Date Added: June 25, 2009
- The CosmoLearning Team
- Overview and Introduction to Lisp
- Procedures and Processes; Substitution Model
- Higher-order Procedures
- Compound Data
- Henderson Escher Example
- Symbolic Differentiation; Quotation
- Pattern Matching and Rule-based Substitution
- Generic Operators
- Assignment, State, and Side-effects
- Computational Objects
- Streams (Part 1)
- Streams (Part 2)
- Metacircular Evaluator (Part 1)
- Metacircular Evaluator (Part 2)
- Logic Programming (Part 1)
- Logic Programming (Part 2)
- Register Machines
- Explicit-control Evaluator
- Storage Allocation and Garbage Collection
Structure and Interpretation of Computer Programs has been MIT's introductory pre-professional computer science subject since 1981. It emphasizes the role of computer languages as vehicles for expressing knowledge and it presents basic principles of abstraction and modularity, together with essential techniques for designing and implementing computer languages. This course has had a worldwide impact on computer science curricula over the past two decades. The accompanying textbook by Hal Abelson, Gerald Jay Sussman, and Julie Sussman is available for purchase from the MIT Press, which also provides a freely available on-line version of the complete textbook.
These twenty video lectures by Hal Abelson and Gerald Jay Sussman are a complete presentation of the course, given in July 1986 for Hewlett-Packard employees, and professionally produced by Hewlett-Packard Television.

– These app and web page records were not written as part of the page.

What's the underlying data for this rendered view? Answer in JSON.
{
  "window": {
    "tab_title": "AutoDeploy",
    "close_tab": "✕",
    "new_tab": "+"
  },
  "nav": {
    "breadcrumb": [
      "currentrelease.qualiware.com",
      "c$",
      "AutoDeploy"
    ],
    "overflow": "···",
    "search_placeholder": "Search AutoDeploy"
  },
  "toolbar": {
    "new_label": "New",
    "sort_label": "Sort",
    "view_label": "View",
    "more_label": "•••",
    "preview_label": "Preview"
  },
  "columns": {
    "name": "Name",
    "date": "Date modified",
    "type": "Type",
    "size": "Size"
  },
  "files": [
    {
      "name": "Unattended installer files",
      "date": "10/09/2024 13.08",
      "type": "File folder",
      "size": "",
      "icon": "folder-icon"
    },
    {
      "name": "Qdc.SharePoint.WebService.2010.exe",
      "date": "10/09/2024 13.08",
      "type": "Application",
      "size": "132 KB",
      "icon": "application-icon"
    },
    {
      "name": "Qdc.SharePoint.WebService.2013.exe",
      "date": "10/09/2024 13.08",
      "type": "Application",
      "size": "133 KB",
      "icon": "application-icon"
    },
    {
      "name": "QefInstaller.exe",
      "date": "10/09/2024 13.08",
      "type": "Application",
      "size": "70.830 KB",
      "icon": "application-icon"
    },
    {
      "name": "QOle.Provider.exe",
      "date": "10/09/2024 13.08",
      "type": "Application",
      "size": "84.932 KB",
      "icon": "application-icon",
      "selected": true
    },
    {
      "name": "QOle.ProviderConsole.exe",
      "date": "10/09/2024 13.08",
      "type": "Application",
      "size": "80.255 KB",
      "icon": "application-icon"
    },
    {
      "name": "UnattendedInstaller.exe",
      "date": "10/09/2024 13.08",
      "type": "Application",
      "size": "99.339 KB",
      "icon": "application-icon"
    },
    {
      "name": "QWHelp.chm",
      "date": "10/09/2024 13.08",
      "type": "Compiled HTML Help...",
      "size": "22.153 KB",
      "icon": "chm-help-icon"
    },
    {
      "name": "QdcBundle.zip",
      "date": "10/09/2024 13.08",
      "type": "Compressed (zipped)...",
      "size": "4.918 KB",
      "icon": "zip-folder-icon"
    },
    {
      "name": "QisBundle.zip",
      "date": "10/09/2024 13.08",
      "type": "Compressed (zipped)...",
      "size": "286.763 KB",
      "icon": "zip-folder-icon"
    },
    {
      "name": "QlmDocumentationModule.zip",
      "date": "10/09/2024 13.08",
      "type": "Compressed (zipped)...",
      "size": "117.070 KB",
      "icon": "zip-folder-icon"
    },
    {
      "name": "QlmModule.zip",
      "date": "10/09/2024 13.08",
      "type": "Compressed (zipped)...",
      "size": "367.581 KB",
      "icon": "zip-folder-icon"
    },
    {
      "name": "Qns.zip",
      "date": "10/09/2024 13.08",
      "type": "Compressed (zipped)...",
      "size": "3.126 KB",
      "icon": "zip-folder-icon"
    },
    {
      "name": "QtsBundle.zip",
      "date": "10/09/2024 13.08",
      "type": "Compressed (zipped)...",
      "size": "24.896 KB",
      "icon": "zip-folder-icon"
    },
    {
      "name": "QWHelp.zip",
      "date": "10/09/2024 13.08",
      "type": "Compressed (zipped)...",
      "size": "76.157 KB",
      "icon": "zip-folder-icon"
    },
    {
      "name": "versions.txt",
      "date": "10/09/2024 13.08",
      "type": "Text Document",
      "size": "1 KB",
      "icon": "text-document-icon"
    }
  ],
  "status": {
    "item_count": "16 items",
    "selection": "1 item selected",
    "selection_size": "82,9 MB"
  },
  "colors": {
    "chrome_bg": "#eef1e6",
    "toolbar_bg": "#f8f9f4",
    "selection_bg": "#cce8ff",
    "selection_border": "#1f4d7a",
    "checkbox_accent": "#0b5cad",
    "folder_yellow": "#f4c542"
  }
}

The videos have been used extensively in corporate training at Hewlett-Packard and other companies, as well as at several universities and in MIT short courses for industry.In this course, M.I.T Professor Eric Grimson gives 20 video lectures on the concepts of computation. This course introduces students to the principles of computation. Upon completion of 6.001, students should be able to explain and apply the basic methods from programming languages to analyze computational systems, and to generate computational solutions to abstract problems. Substantial weekly programming assignments are an integral part of the course. This course is worth 4 Engineering Design Points.
Note: These lectures follow the first edition (1985) of Structure and Interpretation of Computer Programs. Many of the programs discussed were rewritten for the second edition (1996) of the book, and new material was added. These video lectures will still be useful for students using the second edition, since the overall themes of the course and order of presentation are unchanged.